# [Activity]
Set down each entry from the block beneath, exactly as written.
------ Data for review
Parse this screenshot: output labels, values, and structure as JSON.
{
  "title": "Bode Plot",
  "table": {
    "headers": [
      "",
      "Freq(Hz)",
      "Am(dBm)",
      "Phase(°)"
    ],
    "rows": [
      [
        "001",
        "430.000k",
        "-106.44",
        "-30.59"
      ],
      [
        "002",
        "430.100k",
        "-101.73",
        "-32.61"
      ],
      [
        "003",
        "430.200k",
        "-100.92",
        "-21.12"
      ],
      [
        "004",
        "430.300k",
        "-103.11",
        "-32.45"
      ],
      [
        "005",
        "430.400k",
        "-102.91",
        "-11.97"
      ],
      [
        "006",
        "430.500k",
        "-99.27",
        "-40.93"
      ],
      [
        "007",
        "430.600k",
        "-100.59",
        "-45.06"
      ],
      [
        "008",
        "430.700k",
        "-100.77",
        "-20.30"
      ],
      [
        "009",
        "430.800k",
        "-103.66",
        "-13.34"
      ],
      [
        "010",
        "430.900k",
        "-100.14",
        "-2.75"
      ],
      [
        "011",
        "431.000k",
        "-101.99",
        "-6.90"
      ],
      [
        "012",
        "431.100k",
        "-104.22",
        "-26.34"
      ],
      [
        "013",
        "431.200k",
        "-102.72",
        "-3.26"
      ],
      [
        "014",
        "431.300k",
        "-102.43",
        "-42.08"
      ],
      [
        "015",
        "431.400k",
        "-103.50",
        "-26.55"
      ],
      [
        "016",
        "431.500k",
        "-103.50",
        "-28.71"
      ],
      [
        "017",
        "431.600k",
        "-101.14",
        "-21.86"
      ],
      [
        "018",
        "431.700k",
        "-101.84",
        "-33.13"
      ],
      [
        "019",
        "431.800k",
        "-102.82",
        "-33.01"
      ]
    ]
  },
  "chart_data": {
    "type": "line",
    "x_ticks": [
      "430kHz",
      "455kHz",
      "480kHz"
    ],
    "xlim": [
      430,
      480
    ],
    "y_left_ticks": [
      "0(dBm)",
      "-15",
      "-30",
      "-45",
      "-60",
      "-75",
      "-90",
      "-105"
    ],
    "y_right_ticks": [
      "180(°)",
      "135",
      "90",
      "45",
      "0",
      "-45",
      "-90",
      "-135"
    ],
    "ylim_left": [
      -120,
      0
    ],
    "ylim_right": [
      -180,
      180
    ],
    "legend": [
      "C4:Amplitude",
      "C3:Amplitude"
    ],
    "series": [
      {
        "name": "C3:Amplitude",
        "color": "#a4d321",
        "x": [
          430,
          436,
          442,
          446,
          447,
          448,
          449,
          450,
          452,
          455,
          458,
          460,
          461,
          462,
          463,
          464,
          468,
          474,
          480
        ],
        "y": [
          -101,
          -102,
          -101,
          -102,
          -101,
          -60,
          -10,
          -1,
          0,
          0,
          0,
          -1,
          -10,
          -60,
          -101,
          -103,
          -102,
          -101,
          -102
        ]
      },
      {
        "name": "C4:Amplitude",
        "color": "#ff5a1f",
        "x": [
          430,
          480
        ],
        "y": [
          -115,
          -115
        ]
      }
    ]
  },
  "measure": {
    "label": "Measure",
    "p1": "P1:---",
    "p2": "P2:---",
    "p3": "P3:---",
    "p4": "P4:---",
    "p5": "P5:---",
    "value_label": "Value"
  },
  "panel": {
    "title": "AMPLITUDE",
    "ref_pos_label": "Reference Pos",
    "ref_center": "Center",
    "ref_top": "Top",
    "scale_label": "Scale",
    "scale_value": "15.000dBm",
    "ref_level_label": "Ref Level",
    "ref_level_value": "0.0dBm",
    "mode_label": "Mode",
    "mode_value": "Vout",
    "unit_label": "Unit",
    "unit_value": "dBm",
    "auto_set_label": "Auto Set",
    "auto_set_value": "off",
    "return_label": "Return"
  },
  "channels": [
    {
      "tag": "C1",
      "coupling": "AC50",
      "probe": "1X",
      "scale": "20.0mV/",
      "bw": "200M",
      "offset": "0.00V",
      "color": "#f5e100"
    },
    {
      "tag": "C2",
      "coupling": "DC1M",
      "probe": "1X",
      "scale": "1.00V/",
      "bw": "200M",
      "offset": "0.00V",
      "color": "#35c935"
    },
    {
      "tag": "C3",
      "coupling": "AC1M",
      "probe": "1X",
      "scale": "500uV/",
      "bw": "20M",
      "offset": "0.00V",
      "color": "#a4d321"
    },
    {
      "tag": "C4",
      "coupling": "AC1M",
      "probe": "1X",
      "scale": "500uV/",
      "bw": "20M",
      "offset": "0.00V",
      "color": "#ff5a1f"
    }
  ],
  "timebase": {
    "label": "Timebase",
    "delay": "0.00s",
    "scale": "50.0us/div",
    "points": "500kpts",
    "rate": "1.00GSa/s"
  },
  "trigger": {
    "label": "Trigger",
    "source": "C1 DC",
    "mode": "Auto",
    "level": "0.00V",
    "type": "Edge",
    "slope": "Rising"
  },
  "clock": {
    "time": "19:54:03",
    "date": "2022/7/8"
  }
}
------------
# [Response to this exercise]
Parse this screenshot: output labels, values, and structure as JSON.
{
  "title": "Bode Plot",
  "table": {
    "headers": [
      "",
      "Freq(Hz)",
      "Am(dBm)",
      "Phase(°)"
    ],
    "rows": [
      [
        "001",
        "430.000k",
        "-106.44",
        "-30.59"
      ],
      [
        "002",
        "430.100k",
        "-101.73",
        "-32.61"
      ],
      [
        "003",
        "430.200k",
        "-100.92",
        "-21.12"
      ],
      [
        "004",
        "430.300k",
        "-103.11",
        "-32.45"
      ],
      [
        "005",
        "430.400k",
        "-102.91",
        "-11.97"
      ],
      [
        "006",
        "430.500k",
        "-99.27",
        "-40.93"
      ],
      [
        "007",
        "430.600k",
        "-100.59",
        "-45.06"
      ],
      [
        "008",
        "430.700k",
        "-100.77",
        "-20.30"
      ],
      [
        "009",
        "430.800k",
        "-103.66",
        "-13.34"
      ],
      [
        "010",
        "430.900k",
        "-100.14",
        "-2.75"
      ],
      [
        "011",
        "431.000k",
        "-101.99",
        "-6.90"
      ],
      [
        "012",
        "431.100k",
        "-104.22",
        "-26.34"
      ],
      [
        "013",
        "431.200k",
        "-102.72",
        "-3.26"
      ],
      [
        "014",
        "431.300k",
        "-102.43",
        "-42.08"
      ],
      [
        "015",
        "431.400k",
        "-103.50",
        "-26.55"
      ],
      [
        "016",
        "431.500k",
        "-103.50",
        "-28.71"
      ],
      [
        "017",
        "431.600k",
        "-101.14",
        "-21.86"
      ],
      [
        "018",
        "431.700k",
        "-101.84",
        "-33.13"
      ],
      [
        "019",
        "431.800k",
        "-102.82",
        "-33.01"
      ]
    ]
  },
  "chart_data": {
    "type": "line",
    "x_ticks": [
      "430kHz",
      "455kHz",
      "480kHz"
    ],
    "xlim": [
      430,
      480
    ],
    "y_left_ticks": [
      "0(dBm)",
      "-15",
      "-30",
      "-45",
      "-60",
      "-75",
      "-90",
      "-105"
    ],
    "y_right_ticks": [
      "180(°)",
      "135",
      "90",
      "45",
      "0",
      "-45",
      "-90",
      "-135"
    ],
    "ylim_left": [
      -120,
      0
    ],
    "ylim_right": [
      -180,
      180
    ],
    "legend": [
      "C4:Amplitude",
      "C3:Amplitude"
    ],
    "series": [
      {
        "name": "C3:Amplitude",
        "color": "#a4d321",
        "x": [
          430,
          436,
          442,
          446,
          447,
          448,
          449,
          450,
          452,
          455,
          458,
          460,
          461,
          462,
          463,
          464,
          468,
          474,
          480
        ],
        "y": [
          -101,
          -102,
          -101,
          -102,
          -101,
          -60,
          -10,
          -1,
          0,
          0,
          0,
          -1,
          -10,
          -60,
          -101,
          -103,
          -102,
          -101,
          -102
        ]
      },
      {
        "name": "C4:Amplitude",
        "color": "#ff5a1f",
        "x": [
          430,
          480
        ],
        "y": [
          -115,
          -115
        ]
      }
    ]
  },
  "measure": {
    "label": "Measure",
    "p1": "P1:---",
    "p2": "P2:---",
    "p3": "P3:---",
    "p4": "P4:---",
    "p5": "P5:---",
    "value_label": "Value"
  },
  "panel": {
    "title": "AMPLITUDE",
    "ref_pos_label": "Reference Pos",
    "ref_center": "Center",
    "ref_top": "Top",
    "scale_label": "Scale",
    "scale_value": "15.000dBm",
    "ref_level_label": "Ref Level",
    "ref_level_value": "0.0dBm",
    "mode_label": "Mode",
    "mode_value": "Vout",
    "unit_label": "Unit",
    "unit_value": "dBm",
    "auto_set_label": "Auto Set",
    "auto_set_value": "off",
    "return_label": "Return"
  },
  "channels": [
    {
      "tag": "C1",
      "coupling": "AC50",
      "probe": "1X",
      "scale": "20.0mV/",
      "bw": "200M",
      "offset": "0.00V",
      "color": "#f5e100"
    },
    {
      "tag": "C2",
      "coupling": "DC1M",
      "probe": "1X",
      "scale": "1.00V/",
      "bw": "200M",
      "offset": "0.00V",
      "color": "#35c935"
    },
    {
      "tag": "C3",
      "coupling": "AC1M",
      "probe": "1X",
      "scale": "500uV/",
      "bw": "20M",
      "offset": "0.00V",
      "color": "#a4d321"
    },
    {
      "tag": "C4",
      "coupling": "AC1M",
      "probe": "1X",
      "scale": "500uV/",
      "bw": "20M",
      "offset": "0.00V",
      "color": "#ff5a1f"
    }
  ],
  "timebase": {
    "label": "Timebase",
    "delay": "0.00s",
    "scale": "50.0us/div",
    "points": "500kpts",
    "rate": "1.00GSa/s"
  },
  "trigger": {
    "label": "Trigger",
    "source": "C1 DC",
    "mode": "Auto",
    "level": "0.00V",
    "type": "Edge",
    "slope": "Rising"
  },
  "clock": {
    "time": "19:54:03",
    "date": "2022/7/8"
  }
}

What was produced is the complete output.